My reaction to this political pressure was to write music that was radically dissonant and chromatic. In 1955/56, while I was still in Budapest, I thought up “black music” in contrast to “beautiful”, modal, consonant “red music” and dissonant but diatonic “green music”. (These colours reflected my own synaesthetic connotations and had nothing to do with the usual political symbolism.) “Black music” was based above all on beats, in other words, on interference patterns that, on a technical level, result from the closely chromatic superimposition of several different voices. Although it was illegal, Vera, my wife, managed to obtain some banned books from the West. They included Thomas Mann’s Doktor Faustus and Adorno’s Philosophy of New Music and had an enormously liberating influence on me. Otherwise, there was no contact with the West, any exchange of information was forbidden, and only a few privileged persons were issued with passports. Radio broadcasts from the West were systematically jammed.

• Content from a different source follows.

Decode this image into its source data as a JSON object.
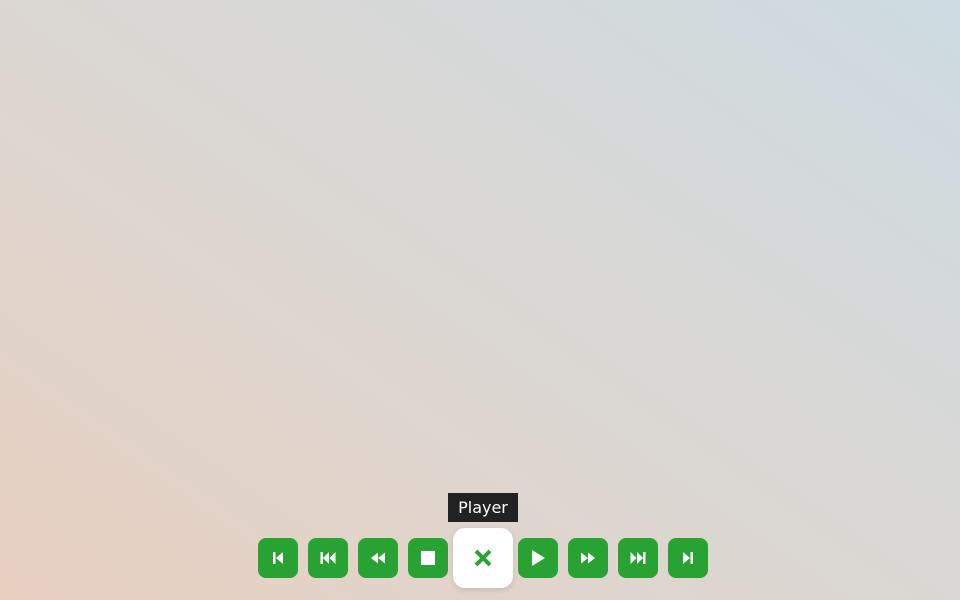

Some of my “banned” orchestral works were never completed. These include Sötét és világos (Dark and Light), also two pieces for chorus and orchestra, a Requiem and the oratorio Istar pokoljárása (Ishtar’s Journey to Hell), which is based on a poem by Sándor Weöres. I conceived a kind of synaesthetic music, with visual associations of colour and light, and tactile associations of matter, density, volume and space replacing motifs, melodies, harmonies and rhythm. Only in Istar were there rhythmic structures comparable to a kind of gigantic clockwork mechanism, as if independent layers were moving at different speeds in augmentation and diminution. All these pieces were static in their formal development, that is to say, there was no development, only the juxtaposition and superimposition of elements. On the other hand, I completed Víziók, a totally chromatic orchestral piece. This was the first version of Apparitions, which I wrote in the “West” over the course of the years that followed. Unfortunately Víziók is now lost: it went missing either in Budapest or perhaps at a later date in the Moldenhauer Archives in the United States.

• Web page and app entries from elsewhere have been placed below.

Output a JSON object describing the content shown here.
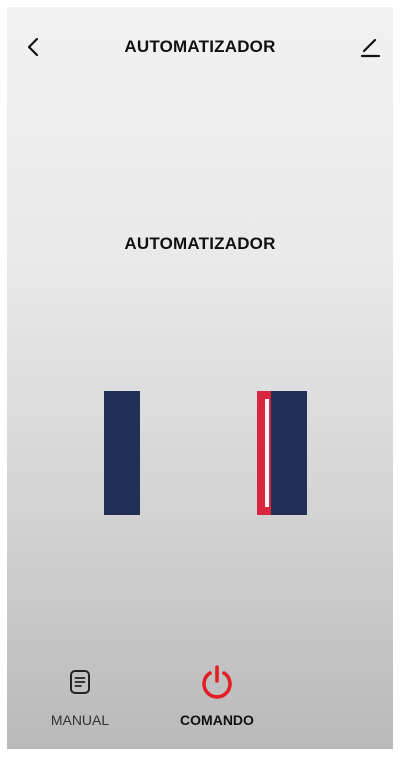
{
  "header": {
    "title": "AUTOMATIZADOR",
    "back_icon": "chevron-left-icon",
    "edit_icon": "pencil-icon"
  },
  "device": {
    "name": "AUTOMATIZADOR"
  },
  "gate": {
    "panel_color": "#213056",
    "indicator_color": "#d7263d"
  },
  "bottom_nav": {
    "items": [
      {
        "label": "MANUAL",
        "icon": "document-icon",
        "active": false
      },
      {
        "label": "COMANDO",
        "icon": "power-icon",
        "active": true,
        "icon_color": "#e01f26"
      }
    ]
  }
}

All these works were written for the bottom drawer: in Communist Hungary it was impossible even so much as to dream of having them performed. People living in the West cannot begin to imagine what it was like in the Soviet empire, where art and culture were strictly regulated as a matter of course — they had to conform to abstract concepts that were almost identical to the regulations of the National Socialists. Art had to be “healthy” and “edifying” and to come “from the people”: in short, it had to reflect Party directives.

Later, in the West, journalists often asked me the question: “For whom do you write your music?” My experiences in the “East” prevented me from making any real sense of this question. A banned artist does not ask questions of this kind, because the products of his art never reach an audience. And so I did not write “for” anyone, but simply for the sake of the music itself, from an inner need. A real performance — this struck me as an unattainable luxury in Hungary.

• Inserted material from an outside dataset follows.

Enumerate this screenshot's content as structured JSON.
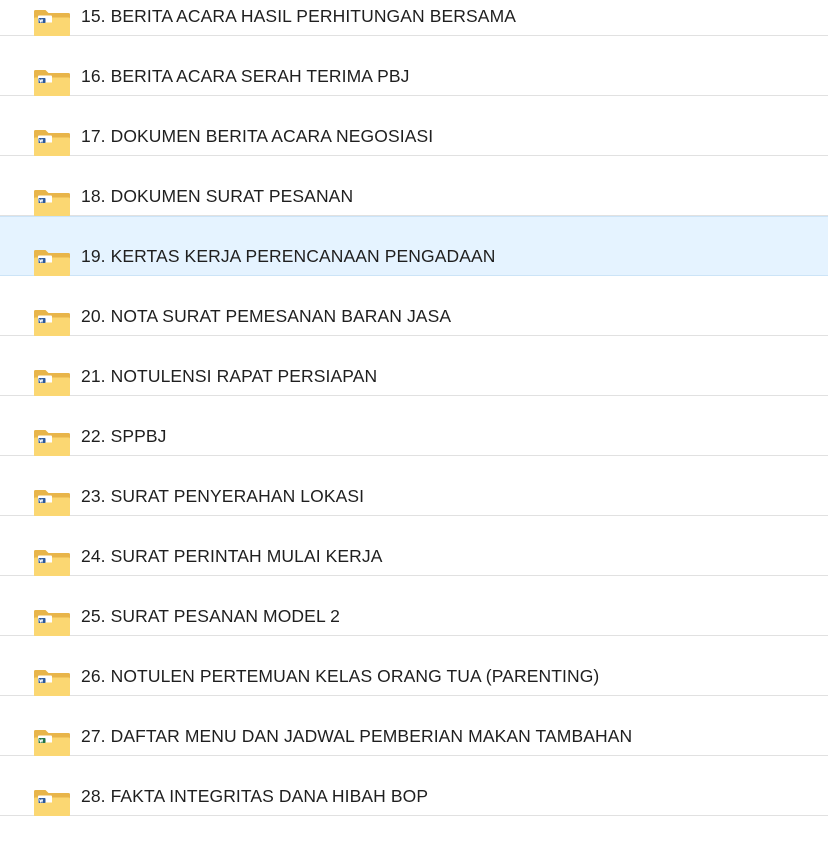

On 23 October 1956 revolution broke out in Budapest — a spontaneous and extremely bloody revolution. And it was crushed by the Red Army in a no less bloody manner. On 10 December, together with my wife, I took the train in the direction of the Austrian border, which we then crossed illegally on foot at night.

© 2001–2003 Teldec Classics & 2004 Warner Classics, Warner Music UK Ltd | Translation: Louise Duchesneau